A new study peers into the structure of hundreds of protein complexes, tiny machines in cells that control everything from energy use to DNA replication. Researchers at the University of Washington’s Institute for Protein Design helped lead the study, which leverages new deep learning tools and could lead to new ways to treat disease.
This spring the IPD unveiled its deep learning software to predict protein folding, on the heels of a similar tool built by Alphabet subsidiary DeepMind. The tools have stunned researchers with their speed and accuracy at predicting how proteins form into three dimensional shapes.
Proteins are made up of strings of amino acid building blocks, but they need to fold correctly to work. IPD’s RoseTTAFold and DeepMind’s AlphaFold have been used to predict the shapes of thousands of proteins since their release.
Inside cells, proteins often interact with each other in machine-like protein complexes that perform a variety of tasks. Many approved drugs also interfere with protein complexes, such as chemotherapies that hijack machinery involved in DNA replication and cell division.
“To really understand the cellular conditions that give rise to health and disease, it’s essential to know how different proteins in a cell work together,” said co-lead author Ian Humphreys, a graduate student in the lab of IPD head David Baker, in a press release.
In the new study, Humphreys, Baker and their colleagues model most of the protein interactions that occur in the yeast Saccharomyces cerevisiae. This single-celled organism resembles human cells in how it carries out basic functions like growth, division, waste disposal and environmental sensing — all controlled by protein complexes.
The yeast has about 6,000 proteins. To predict which of these proteins might interact, the researchers turned to evolutionary biology. As proteins evolve, they often accumulate mutations in tandem — if a building block is changed in one protein, a corresponding building block is changed in a partner protein. Such tandem changes assure that the complex stays intact.

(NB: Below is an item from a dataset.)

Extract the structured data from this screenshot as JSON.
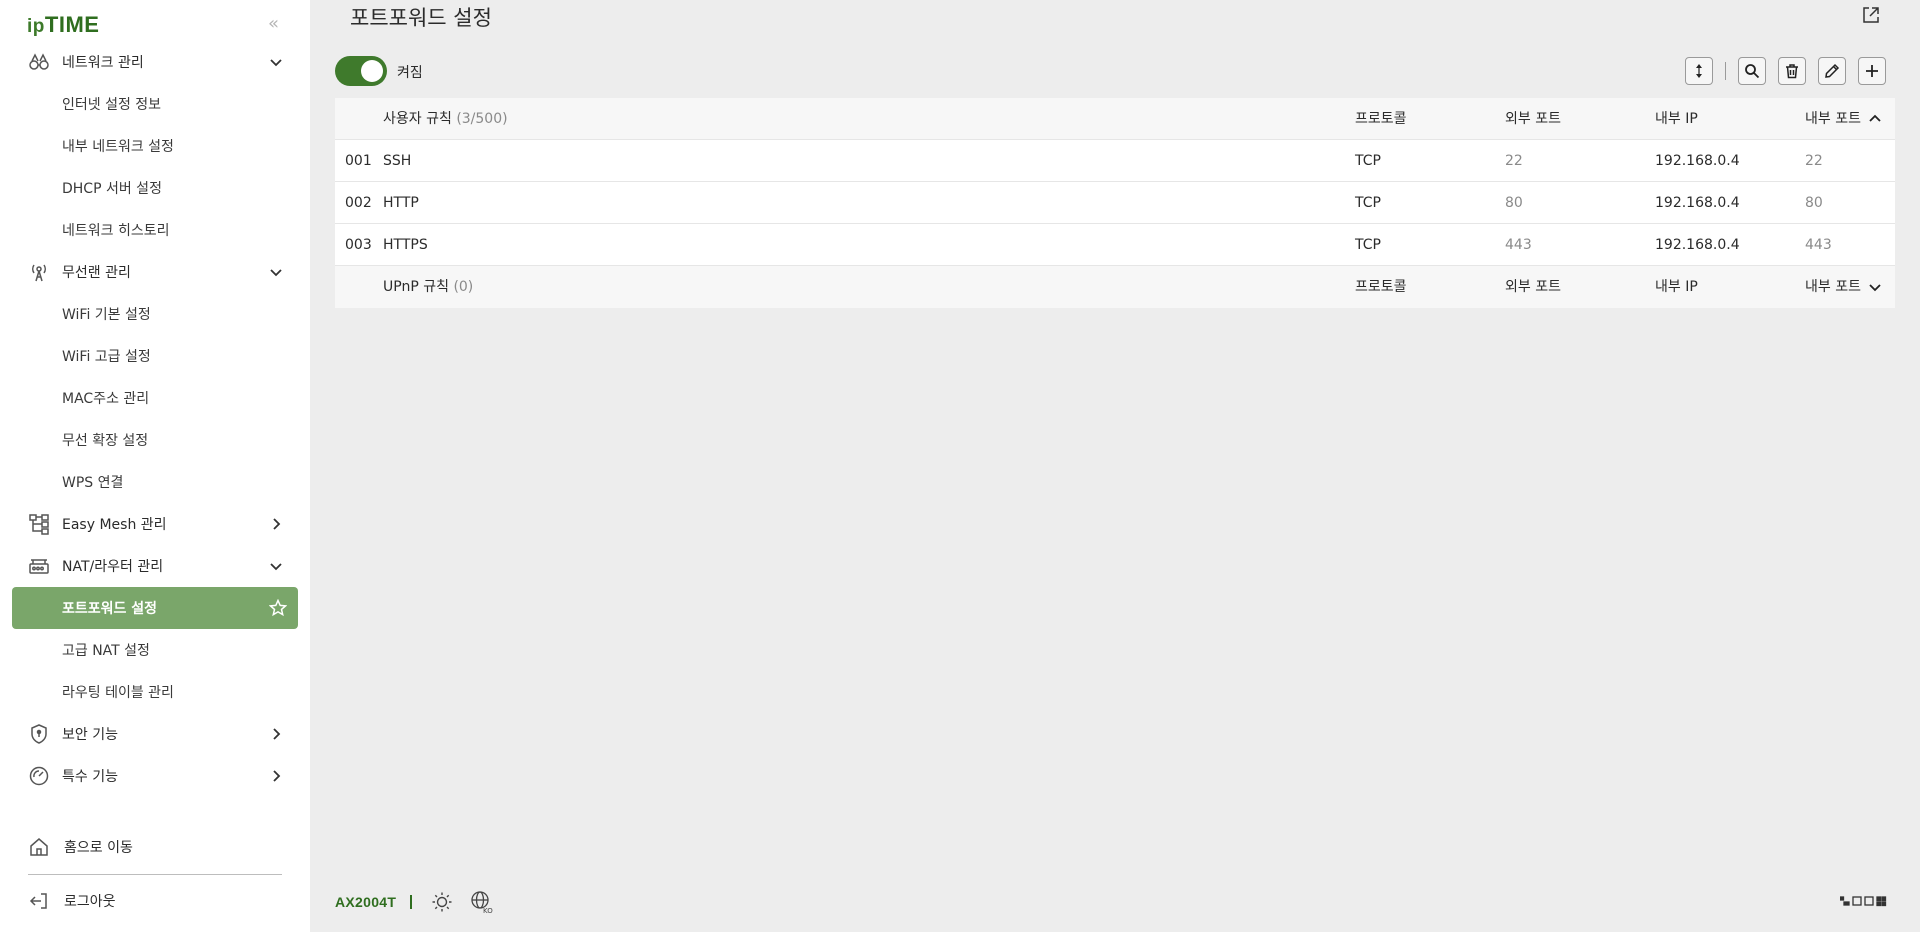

The researchers identified pairs of proteins that acquired mutations in such a linked way, suggesting that they might physically interact. They then deployed RoseTTAFold and AlphaFold to model the three-dimensional shape of these interacting proteins.
After sifting through millions of potential pairings, the deep learning tools pulled out 1,506 proteins that were likely to interact. From these proteins, the tools successfully modeled 712 protein complexes.
More than 100 of the protein interactions had not been identified before. One of the new complexes contains a protein involved in DNA repair and cancer progression, and another contains an enzyme implicated in neurodevelopmental disorders and cancer.
The new findings open the door to future investigations examining the complexes and how they work. And they could ultimately lead to drugs that interfere with cellular machinery involved in disease.
“These models give hypotheses for experimentalists to test,” Qian Cong told Science, which published the study Thursday. Cong is co-corresponding author with Baker and was a UW research fellow before becoming an assistant professor at University of Texas Southwestern Medical Center last year.
The new findings also set the stage for later studies deploying RoseTTAFold and DeepMind to map the universe of human protein complexes.
The study involved computational experts, researchers in evolution, and structural biologists who helped interpret the three-dimensional protein models.
“As computer methods become more powerful, it is easier than ever to generate large amounts of scientific data, but to make sense of it all still requires scientific experts,” said Baker in the release. “This is community science at its best.”